In a dramatic shift, the Transport Workers Union of America Local 250-A joined the citywide battle against Muni fare hikes and service cuts. The union, which represents the City’s Muni drivers, agreed to fight alongside a broad coalition of low-income families, environmentalists, seniors, youth, religious and homeless people to stop the Municipal Transportation Authority’s (MTA) current proposal to eliminate lines and raise fares in order to close their current $57 million budget gap.
The announcement, to be made today at a 1:30 rally on the steps of City Hall, comes near the end of a long and contentious battle with the MTA over their 2005-06 budget. Despite pleas throughout the process from both riders and drivers to balance their deficit on those most able to afford it, MTA Executive Director Michael Burns has consistently pushed for fee hikes and service cuts. The alliance between Muni riders and drivers represents a joining of forces that will be far more difficult for public officials to ignore.

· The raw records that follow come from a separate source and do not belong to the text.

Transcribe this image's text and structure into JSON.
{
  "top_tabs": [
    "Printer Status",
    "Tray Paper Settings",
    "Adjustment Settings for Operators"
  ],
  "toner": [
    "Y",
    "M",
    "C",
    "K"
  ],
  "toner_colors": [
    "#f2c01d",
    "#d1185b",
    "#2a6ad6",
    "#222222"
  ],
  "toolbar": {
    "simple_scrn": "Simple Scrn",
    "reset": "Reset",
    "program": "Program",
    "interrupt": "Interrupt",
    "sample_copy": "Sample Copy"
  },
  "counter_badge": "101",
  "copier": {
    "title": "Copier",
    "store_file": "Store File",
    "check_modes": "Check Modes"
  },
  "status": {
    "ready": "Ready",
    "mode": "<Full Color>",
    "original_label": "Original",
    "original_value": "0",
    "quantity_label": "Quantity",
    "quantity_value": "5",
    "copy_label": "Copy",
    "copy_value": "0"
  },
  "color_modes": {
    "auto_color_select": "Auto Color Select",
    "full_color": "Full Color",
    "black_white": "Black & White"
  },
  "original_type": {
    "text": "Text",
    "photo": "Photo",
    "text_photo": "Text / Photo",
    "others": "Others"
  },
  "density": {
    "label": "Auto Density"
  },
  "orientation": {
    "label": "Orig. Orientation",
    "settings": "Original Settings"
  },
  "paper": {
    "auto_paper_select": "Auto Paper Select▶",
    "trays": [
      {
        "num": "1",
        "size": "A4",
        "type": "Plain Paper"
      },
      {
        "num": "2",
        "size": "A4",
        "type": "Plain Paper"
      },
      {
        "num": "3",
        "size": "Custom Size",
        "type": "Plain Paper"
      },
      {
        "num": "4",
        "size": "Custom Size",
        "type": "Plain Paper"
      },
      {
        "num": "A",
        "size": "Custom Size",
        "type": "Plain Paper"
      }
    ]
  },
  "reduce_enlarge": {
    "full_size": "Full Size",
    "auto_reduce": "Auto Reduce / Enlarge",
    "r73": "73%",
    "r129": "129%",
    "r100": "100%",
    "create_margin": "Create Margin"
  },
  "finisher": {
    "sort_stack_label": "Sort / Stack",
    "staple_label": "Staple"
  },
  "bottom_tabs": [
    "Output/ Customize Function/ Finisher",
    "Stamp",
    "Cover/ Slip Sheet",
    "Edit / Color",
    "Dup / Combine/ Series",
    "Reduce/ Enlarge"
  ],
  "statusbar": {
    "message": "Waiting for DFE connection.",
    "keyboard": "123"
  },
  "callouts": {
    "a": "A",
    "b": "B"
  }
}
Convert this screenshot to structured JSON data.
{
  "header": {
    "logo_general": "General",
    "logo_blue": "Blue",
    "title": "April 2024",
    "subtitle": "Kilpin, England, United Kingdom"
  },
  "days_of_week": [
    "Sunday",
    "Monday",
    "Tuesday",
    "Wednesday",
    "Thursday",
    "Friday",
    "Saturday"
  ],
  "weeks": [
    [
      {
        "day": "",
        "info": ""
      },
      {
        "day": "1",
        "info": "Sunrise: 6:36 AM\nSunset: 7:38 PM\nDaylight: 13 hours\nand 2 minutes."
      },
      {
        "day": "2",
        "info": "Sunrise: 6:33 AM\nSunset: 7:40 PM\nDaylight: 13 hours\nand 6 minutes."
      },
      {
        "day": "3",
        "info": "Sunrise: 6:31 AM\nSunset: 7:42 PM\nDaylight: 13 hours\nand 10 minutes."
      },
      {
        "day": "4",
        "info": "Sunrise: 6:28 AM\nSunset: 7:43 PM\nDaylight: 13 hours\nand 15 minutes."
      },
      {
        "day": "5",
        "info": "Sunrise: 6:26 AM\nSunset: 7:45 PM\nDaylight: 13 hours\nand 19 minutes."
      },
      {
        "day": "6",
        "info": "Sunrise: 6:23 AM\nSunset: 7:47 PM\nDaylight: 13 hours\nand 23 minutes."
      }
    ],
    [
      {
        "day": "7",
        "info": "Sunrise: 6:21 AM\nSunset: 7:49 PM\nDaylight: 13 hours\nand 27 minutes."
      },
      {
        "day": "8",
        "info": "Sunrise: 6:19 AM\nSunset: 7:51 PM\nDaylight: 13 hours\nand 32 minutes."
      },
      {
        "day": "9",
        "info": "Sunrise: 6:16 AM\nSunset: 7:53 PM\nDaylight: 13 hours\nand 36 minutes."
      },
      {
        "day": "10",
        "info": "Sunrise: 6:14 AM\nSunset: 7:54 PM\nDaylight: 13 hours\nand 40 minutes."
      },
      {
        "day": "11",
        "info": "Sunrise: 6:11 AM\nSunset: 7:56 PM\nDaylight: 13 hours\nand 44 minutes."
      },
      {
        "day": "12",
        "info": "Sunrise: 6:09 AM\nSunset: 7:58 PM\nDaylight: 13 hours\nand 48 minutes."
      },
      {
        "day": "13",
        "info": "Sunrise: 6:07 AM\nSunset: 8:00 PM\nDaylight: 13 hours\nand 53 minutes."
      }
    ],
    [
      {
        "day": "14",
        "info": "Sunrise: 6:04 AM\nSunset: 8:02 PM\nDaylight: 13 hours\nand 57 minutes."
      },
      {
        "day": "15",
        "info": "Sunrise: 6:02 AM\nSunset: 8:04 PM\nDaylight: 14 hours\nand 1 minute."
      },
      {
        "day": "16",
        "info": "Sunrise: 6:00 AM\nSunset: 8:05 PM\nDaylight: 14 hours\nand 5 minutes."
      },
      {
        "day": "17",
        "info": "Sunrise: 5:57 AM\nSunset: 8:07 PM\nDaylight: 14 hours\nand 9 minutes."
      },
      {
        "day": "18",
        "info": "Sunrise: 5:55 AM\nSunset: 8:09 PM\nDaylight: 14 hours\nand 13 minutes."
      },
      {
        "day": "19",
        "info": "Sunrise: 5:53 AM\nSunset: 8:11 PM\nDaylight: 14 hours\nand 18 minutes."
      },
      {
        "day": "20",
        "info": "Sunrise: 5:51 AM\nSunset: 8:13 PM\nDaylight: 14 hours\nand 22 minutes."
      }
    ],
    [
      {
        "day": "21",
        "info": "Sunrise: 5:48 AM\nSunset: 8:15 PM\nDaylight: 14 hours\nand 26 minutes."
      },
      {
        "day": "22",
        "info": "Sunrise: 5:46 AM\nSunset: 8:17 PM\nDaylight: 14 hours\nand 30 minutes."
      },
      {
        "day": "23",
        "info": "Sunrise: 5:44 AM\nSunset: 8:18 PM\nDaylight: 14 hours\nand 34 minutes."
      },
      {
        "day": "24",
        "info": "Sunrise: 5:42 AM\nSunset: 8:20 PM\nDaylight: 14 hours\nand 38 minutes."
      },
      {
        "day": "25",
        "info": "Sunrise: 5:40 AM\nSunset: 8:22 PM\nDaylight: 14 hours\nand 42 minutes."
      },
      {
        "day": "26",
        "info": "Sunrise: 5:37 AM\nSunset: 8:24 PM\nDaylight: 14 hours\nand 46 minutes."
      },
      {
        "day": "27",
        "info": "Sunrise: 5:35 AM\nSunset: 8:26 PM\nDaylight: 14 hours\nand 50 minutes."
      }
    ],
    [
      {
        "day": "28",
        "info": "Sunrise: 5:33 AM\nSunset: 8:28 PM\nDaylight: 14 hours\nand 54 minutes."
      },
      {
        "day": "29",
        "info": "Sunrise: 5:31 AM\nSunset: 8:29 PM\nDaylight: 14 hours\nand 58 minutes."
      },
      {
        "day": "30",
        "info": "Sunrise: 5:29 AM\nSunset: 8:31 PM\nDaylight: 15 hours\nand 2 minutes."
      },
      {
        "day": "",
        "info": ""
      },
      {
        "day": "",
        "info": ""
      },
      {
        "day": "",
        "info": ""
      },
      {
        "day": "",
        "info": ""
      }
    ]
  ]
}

This alliance was made formal when Local 250-A announced they were joining the Coalition for Transit Justice. This coalition includes more than 25 non-profits and community organizations as well as a growing number of Muni riders who have declared public transportation a human right and who have fought steadfastly against fee hikes and service cuts.
Despite a City Charter mandate to actively seek new sources of revenue, Burns and the MTA has not done so, even after being presented with a variety of possibilities for raising funds. Various options to tax downtown interests in particular have been presented to Burns, but not investigated by the MTA. Instead, Burns provided five budget proposals at a public hearing last week, only one of which Burns deemed “realistic” – a plan that would include service cuts and fare hikes, thus balancing the budget on the backs of the poor.
The MTA will vote on a Burns’ proposals this Monday at 2 p.m. at City Hall. Activists have announced plans to turn out large numbers of Muni riders to protest the fee hikes and service cuts that many believe the MTA will likely push through. Members of the Muni drivers’ union will join protestors in showing public opposition to this budget proposal.
Once the MTA votes on Burns’ budget proposals, the battle will turn to the Board of Supervisors. Several Supes, including Tom Ammiano, Chris Daly and Ross Mirkarimi have voiced opposition to a fare hike. To vote down the budget presented to the Board by the MTA, eight votes would be required. Board President Aaron Peskin, who also opposes fee hikes, believes seven votes already exist against a budget that includes fare hikes.
In related news, Beyond Chron reported last week that a member of Service Employees International Union (SEIU) 790 publicly declared at a recent MTA hearing that 790 supported fare hikes. Since then, we have learned that the individual was not in fact representing SEIU’s position. The union is still considering its stance on fee hikes and service cuts.